Pestano continued his dominance against right-handed batters, they hit just .168/.227/.261 off of him, and he had a 5.88 strikeout to walk ratio. He actually improved against left-handed batters too; they hit .241/.329/.423 off of him and he had a 1.81 strikeout to walk ratio. Pestano’s ERA jumped above 4.00 from August to the end of the year, but the entire team was slumping during that time. With runners in scoring position, Pestano held batters to a .194 average. All of his 2012 numbers were right on par with his 2011 totals for the most part. Was the jump from August to the end of the year a tip-off to the problems this year? Because that’s when it seemed that things started to go south for him.
Everything started to fall apart for Pestano this year in pretty much every aspect. Right-handed hitters, who never hit more than .168 off of him the prior two years, now improved to a .228/.338/.404 line, and he had just a 1.80 strikeout to walk ratio. That’s almost four full points below his ratio against righties in 2012. His numbers against lefties were still somewhat consistent though – they hit .275/.367/.493 off of him, but that’s still roughly on par with 2011 figures. His 1.78 strikeout to walk ratio against lefties is fairly similar to the prior two years. With runners in scoring position, batters were now hitting .235 off of Pestano, a more than 40 point jump over the prior year.

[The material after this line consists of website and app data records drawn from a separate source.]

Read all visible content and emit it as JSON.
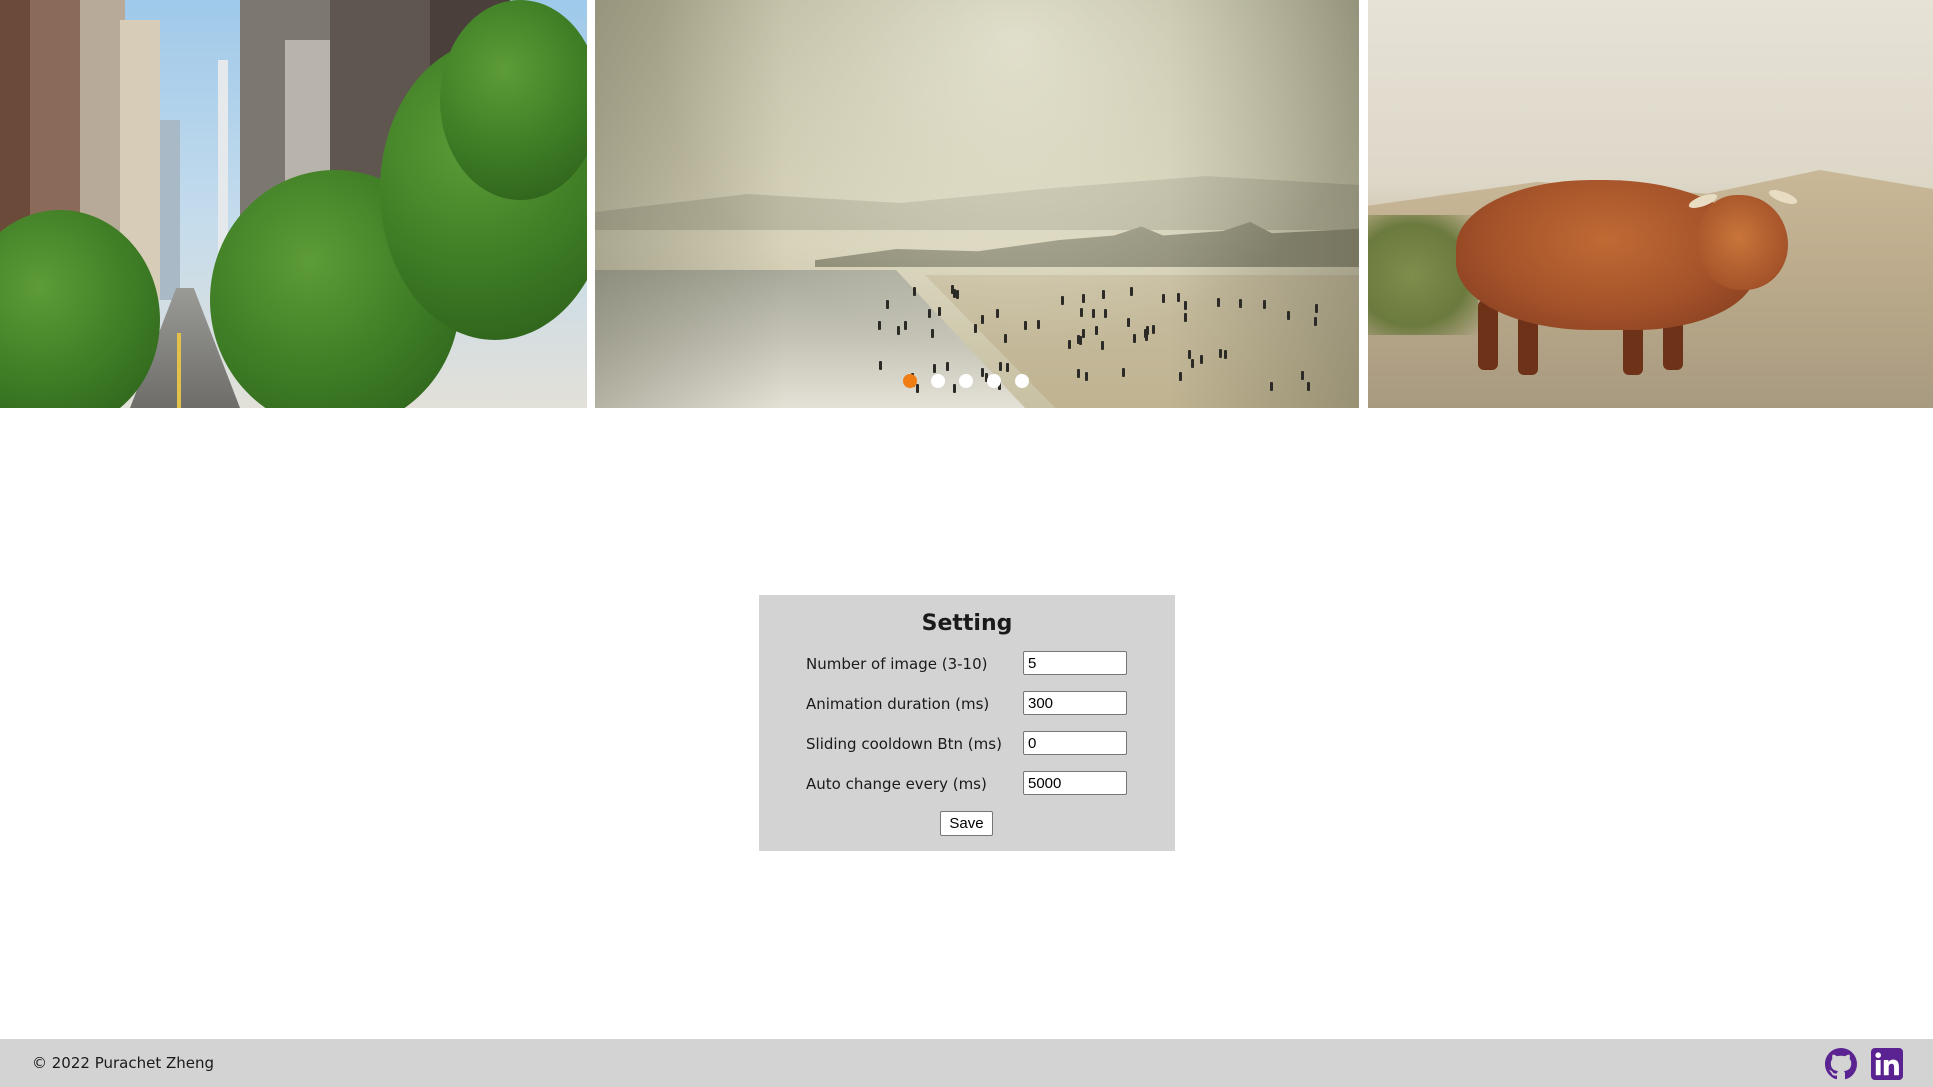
{
  "carousel": {
    "slides": [
      {
        "name": "city-street-photo"
      },
      {
        "name": "beach-photo"
      },
      {
        "name": "highland-cow-photo"
      }
    ],
    "dot_count": 5,
    "active_dot": 1,
    "colors": {
      "active_dot": "#f07c14",
      "inactive_dot": "#ffffff"
    }
  },
  "settings": {
    "title": "Setting",
    "fields": [
      {
        "label": "Number of image (3-10)",
        "value": "5"
      },
      {
        "label": "Animation duration (ms)",
        "value": "300"
      },
      {
        "label": "Sliding cooldown Btn (ms)",
        "value": "0"
      },
      {
        "label": "Auto change every (ms)",
        "value": "5000"
      }
    ],
    "save_label": "Save",
    "background": "#d3d3d3"
  },
  "footer": {
    "copyright": "© 2022 Purachet Zheng",
    "icons": [
      "github-icon",
      "linkedin-icon"
    ],
    "icon_color": "#5b2391",
    "background": "#d3d3d3"
  }
}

Almost everything is worse across the board for Pestano – he’s no longer dominant against right handed hitters. His walk rate has increased and his strikeout rate has decreased, in addition to obviously surrendering more hits. He’s already given up more home runs than he did during the entire season in 2011, and is only one away from matching his 2012 homer total.
There are obvious questions on whether or not his participation in the World Baseball Classic is the root cause to some of Pestano’s problems. He took it very hard when he surrendered three runs without recording an out in the elimination game against Puerto Rico. (Pestano entered the game with a runner on first and two outs, with Puerto Rico up 1-0). Relievers have to have a short memory when it comes to mistakes like that, but did this somehow impact Pestano’s confidence? Even though bullpen pitchers can be volatile from year to year, there are also questions of whether or not the WBC takes a physical toll. Several relievers that participated have had a worse season in 2013, but Pestano swears that’s not the cause for his struggles. In this Ben Lindbergh piece for ESPN Insider, he agrees with Pestano – there is not enough evidence to directly connect the WBC itself with pitcher struggles. Also, how would this explain that the first signs of trouble appeared in August 2012?

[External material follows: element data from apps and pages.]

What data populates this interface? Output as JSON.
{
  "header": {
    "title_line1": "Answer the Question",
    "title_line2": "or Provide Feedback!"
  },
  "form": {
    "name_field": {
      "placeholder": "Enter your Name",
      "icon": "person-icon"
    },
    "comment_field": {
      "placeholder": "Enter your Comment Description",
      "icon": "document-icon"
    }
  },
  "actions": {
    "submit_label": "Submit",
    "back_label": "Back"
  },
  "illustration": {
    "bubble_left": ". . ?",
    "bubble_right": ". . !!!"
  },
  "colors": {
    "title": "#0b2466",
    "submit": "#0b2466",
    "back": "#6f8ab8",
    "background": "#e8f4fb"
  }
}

Perhaps this is a mental issue, or an injury of some sorts; however, Pestano’s velocity doesn’t seem to be significantly different than it has during better seasons. This could be a situation where everything has just snowballed – once his confidence was broken, the problems just multiplied until we got to this point.
I do know that regardless of the cause, Indians fans are cheering for him to turn it around. Not just because we miss having his lights-out arm in the bullpen, but because he was a likable guy that was a fan favorite. I hope we see him back in Cleveland, and back to his old self, before too long.